- Yield: 4-6 1x
- 1 pound broccoli rabe
- 12 ounces sweet Italian sausage, removed from casing
- 1/4 cup olive oil
- 2 cloves garlic, finely chopped
- 1 small chili pepper, finely chopped
- Salt to taste
- 1 pound orecchiette
- Grated Pecorino Romano
Which wine do
I pair with this recipe?
Check out our wine pairings to complement this recipe!Find Out
- Bring a large pot of salted water to a boil.
- Wash the broccoli rabe, removing the tough stems and large leaves, and cut it into two inch sections. Cook the broccoli rabe in the boiling water for a few minutes until it’s tender but not soft. Use a wire mesh strainer to remove the broccoli rabe from the pot. Reserve the water for the pasta.
- In a large skillet over medium heat, add the olive oil, garlic, and chili pepper. When the garlic is golden, crumble the sausage into the skillet. When it’s browned, add the broccoli rabe and salt to taste.
- Bring the broccoli rabe water back to a boil.
- Cook the pasta until al dente (about 2 minutes less than package directions). Drain, and add to the sausage and broccoli rabe mixture.
- Serve with grated Pecorino.
She’s on the endangered species list. Maybe only a few hundred thousand left. Average age around 75, probably lost her mate, generally in a black coat, prominent proboscis, and a few errant whiskers. At full maturity, her arms match the strength and diameter of a body builder. By day, she gathers and prepares food for her young. A social animal, she spends hours interacting with her kind. Her lair is as clean as it gets. Dirt and disorder are her natural enemies.
Tragically, almost extinct, The Southern Italian Grandmother is among the proud few with the skill and patience necessary to churn out hundreds of quarter sized orecchiette, by hand, before mealtime. Although sightings are rare, if you’re lucky, she’ll emerge from her den to shape them while sitting in front of it. Just don’t touch, or you’ll get whacked with a wooden spoon faster than you can blink an eye.

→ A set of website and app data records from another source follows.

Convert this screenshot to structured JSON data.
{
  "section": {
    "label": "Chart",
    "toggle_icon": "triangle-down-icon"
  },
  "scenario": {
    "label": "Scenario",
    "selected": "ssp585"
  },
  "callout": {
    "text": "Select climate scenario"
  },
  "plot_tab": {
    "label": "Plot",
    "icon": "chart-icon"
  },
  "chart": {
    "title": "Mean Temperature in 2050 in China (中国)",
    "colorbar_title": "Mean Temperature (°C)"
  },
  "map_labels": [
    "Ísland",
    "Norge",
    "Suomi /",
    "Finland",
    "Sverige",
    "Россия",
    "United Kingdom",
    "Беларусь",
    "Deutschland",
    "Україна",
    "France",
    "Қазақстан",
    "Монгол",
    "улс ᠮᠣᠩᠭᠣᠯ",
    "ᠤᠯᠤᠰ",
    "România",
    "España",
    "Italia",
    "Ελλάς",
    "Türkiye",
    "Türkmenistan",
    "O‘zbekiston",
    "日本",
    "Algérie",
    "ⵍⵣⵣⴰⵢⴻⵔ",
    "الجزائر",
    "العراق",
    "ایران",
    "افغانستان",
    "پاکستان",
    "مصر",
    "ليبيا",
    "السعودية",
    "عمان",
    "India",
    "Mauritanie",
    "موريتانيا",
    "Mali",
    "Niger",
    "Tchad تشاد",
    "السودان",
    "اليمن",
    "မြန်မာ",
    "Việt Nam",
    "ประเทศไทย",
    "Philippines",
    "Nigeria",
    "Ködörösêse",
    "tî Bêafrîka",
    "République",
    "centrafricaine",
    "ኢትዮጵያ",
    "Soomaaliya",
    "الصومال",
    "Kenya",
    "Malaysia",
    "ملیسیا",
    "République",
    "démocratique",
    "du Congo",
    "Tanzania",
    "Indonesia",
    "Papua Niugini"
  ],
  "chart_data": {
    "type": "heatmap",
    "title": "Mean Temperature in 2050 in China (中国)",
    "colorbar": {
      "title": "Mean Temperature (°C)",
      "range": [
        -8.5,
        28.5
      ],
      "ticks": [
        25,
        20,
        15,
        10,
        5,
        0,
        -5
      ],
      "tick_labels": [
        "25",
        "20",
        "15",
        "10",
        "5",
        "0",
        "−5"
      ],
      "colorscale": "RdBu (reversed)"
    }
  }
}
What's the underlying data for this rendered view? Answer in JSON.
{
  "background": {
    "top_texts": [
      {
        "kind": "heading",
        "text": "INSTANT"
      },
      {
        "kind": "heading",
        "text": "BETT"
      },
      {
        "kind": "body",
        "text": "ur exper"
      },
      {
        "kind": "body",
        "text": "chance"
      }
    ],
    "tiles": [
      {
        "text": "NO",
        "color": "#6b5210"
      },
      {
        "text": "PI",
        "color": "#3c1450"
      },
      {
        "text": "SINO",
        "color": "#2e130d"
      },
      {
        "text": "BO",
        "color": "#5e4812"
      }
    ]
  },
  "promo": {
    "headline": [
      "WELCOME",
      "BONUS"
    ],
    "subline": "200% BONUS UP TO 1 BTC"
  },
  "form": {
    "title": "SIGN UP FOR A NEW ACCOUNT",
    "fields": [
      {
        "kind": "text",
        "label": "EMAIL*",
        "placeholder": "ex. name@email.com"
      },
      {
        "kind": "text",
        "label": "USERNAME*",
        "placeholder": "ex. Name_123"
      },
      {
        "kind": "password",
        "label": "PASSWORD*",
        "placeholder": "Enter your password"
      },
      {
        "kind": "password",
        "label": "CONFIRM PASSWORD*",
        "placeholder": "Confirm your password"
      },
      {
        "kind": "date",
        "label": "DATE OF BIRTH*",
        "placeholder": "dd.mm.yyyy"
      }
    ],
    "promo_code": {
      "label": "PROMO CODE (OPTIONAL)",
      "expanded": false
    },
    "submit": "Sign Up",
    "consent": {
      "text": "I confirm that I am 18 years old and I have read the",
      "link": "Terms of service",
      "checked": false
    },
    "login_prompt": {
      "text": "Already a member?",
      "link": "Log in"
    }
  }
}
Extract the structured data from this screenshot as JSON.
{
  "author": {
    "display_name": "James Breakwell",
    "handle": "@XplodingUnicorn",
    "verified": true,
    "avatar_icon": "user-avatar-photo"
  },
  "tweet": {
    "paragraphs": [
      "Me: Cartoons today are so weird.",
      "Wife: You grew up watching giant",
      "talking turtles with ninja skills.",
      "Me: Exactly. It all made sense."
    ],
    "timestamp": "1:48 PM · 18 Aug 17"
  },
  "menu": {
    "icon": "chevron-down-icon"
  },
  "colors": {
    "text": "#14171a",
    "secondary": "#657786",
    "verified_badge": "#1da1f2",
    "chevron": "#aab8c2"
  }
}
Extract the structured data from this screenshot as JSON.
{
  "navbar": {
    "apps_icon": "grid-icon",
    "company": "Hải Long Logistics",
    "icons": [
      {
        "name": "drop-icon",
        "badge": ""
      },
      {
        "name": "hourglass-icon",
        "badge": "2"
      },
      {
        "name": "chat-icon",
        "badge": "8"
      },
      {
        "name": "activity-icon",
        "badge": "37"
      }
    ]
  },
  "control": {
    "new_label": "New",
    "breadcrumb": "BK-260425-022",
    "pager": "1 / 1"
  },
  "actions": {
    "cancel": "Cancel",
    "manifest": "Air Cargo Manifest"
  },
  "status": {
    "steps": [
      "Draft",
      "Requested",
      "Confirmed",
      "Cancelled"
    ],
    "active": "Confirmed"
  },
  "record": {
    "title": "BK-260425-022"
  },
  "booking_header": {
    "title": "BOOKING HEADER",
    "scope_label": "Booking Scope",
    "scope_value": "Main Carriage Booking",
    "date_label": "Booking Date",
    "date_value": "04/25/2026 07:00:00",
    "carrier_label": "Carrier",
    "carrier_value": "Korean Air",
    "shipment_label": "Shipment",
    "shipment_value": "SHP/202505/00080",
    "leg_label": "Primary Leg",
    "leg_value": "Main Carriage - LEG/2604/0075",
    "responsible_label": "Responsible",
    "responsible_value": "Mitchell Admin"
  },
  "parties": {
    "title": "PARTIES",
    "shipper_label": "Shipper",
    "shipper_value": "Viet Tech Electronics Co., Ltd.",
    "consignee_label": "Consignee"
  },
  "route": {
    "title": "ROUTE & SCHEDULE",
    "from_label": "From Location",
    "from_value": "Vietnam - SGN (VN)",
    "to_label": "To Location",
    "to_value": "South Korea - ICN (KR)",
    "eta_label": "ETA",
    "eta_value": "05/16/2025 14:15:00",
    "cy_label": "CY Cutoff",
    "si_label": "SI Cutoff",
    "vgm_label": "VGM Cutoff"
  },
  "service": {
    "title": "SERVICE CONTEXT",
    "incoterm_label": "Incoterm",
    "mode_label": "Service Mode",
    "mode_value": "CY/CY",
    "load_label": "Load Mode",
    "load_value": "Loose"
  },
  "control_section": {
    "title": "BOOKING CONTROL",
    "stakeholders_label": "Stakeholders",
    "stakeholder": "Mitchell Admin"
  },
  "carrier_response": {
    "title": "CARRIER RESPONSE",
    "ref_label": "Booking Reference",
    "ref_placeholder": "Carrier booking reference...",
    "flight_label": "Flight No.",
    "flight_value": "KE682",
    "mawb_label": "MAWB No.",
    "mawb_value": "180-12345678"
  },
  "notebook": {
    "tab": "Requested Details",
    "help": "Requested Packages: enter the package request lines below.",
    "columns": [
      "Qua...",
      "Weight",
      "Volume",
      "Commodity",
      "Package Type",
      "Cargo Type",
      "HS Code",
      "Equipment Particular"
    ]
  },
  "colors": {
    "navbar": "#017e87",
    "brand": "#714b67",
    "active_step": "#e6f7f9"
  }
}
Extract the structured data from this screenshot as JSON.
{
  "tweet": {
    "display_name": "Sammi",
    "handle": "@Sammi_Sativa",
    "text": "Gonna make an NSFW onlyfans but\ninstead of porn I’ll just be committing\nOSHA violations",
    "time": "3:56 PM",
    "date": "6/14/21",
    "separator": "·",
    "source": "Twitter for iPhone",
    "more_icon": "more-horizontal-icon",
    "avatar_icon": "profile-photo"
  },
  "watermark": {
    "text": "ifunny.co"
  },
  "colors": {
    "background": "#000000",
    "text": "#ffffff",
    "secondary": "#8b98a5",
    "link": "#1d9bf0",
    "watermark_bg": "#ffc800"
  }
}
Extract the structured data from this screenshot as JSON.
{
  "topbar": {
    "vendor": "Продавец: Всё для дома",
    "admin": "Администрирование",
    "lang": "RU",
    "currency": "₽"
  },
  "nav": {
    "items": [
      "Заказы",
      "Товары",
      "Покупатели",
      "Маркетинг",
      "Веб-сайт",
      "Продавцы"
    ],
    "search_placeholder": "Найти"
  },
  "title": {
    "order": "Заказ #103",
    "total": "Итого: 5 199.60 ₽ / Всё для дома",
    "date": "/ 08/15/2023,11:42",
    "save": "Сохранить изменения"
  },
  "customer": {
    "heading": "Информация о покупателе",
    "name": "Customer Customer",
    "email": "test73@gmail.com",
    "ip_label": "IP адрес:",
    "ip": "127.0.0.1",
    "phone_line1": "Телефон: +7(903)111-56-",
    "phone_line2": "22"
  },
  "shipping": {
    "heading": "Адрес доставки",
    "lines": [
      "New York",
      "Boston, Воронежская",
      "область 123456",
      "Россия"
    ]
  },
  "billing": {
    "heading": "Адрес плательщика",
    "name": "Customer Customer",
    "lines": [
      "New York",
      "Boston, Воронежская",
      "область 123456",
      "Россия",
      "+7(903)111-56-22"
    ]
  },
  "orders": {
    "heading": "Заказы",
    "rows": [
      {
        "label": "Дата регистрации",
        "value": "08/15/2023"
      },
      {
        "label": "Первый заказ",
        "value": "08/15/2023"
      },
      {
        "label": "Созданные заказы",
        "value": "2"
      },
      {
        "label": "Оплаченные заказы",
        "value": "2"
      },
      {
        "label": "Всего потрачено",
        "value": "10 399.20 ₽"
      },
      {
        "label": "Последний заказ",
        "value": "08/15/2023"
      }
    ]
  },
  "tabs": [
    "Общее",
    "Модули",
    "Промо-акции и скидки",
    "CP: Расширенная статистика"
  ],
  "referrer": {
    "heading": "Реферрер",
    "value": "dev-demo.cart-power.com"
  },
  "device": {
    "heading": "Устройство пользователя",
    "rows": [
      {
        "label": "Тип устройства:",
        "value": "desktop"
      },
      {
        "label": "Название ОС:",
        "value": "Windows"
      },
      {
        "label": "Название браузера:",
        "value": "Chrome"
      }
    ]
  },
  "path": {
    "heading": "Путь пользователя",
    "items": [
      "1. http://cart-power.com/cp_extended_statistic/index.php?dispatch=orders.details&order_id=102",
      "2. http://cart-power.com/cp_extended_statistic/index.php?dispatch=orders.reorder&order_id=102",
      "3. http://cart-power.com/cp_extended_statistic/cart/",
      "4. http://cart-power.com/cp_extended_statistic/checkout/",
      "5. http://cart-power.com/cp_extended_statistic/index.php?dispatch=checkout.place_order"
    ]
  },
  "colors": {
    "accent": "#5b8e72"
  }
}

Give today to “Save the Nonna.” The world’s culinary pleasure depends on it.